Laboratory Capacity Building
Laboratories play a vital role in ensuring the safety and quality of the food supply. FDA is committed to working with our state, local, territorial, and tribal partners to maintain a nationally integrated laboratory science system that:
- Facilitates the sharing of results between strategic partners.
- Assures comparability of analytical methods and acceptability of laboratory results between partners.
- Recommends processes to leverage laboratory resources to increase information about the food supply chain.
- Advances initiatives among strategic partners for the use of best practices to prepare human and animal food testing laboratories for accreditation.
Accreditation can be defined as a rigorous assessment, conducted by an independent science-based organization, to assure the overall capability and competency of a laboratory and its quality management systems. This assessment results in formal recognition of the technical competence of a laboratory to perform specified methodologies. The advancement of International Organization for Standardization (ISO)/International Electrotechnical Commission (IEC) 17025:2017 laboratory accreditation for human and animal food regulatory laboratories is a foundational component of an integrated laboratory system. Having a network of ISO/IEC 17025:2017 accredited labs increases the analytical capacity for FDA and results in a safer food supply.

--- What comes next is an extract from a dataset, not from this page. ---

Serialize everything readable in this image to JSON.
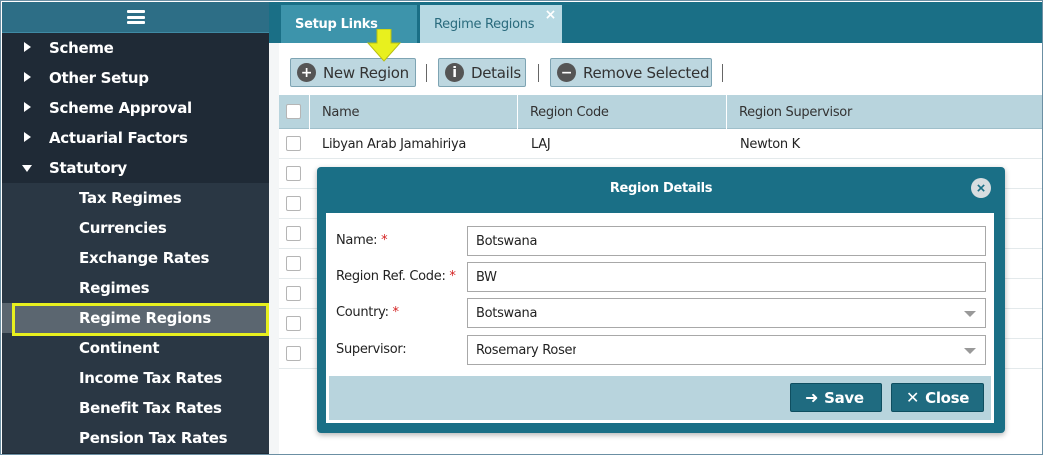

The Partnership for Food Protection (PFP) has created a manual that addresses national standard laboratory practices and procedures to promote consistent and meaningful data from environmental and human and animal food samples. The goal of this document is to promote best practices and procedures that will ensure confidence in the integrity and scientific validity of laboratory analytical data and to facilitate the uniform acceptance of laboratory analytical data by regulatory agencies.
The Food Emergency Response Network (FERN) integrates the nation's food-testing laboratories at the local, state, and federal levels into a network that can respond effectively and efficiently to emergencies involving biological, chemical, or radiological contamination of food. These laboratories support state, local, tribal, and territorial registered FERN labs to provide increased sample analyses in the event of food outbreaks or other large-scale food emergency events requiring surge capacity testing of implicated food samples and products.
FDA also builds laboratory capacity through a cooperative agreement with the Association of Public Health Laboratories (APHL), working in close collaboration with the Association of Food and Drug Officials (AFDO) and the Association of American Feed Control Officials (AAFCO). The purpose of this cooperative agreement is to strengthen collaboration between laboratories and promote equivalency and ISO accreditation for laboratories conducting human and animal food testing.
For more information on how FDA achieves these goals, please visit the sites below: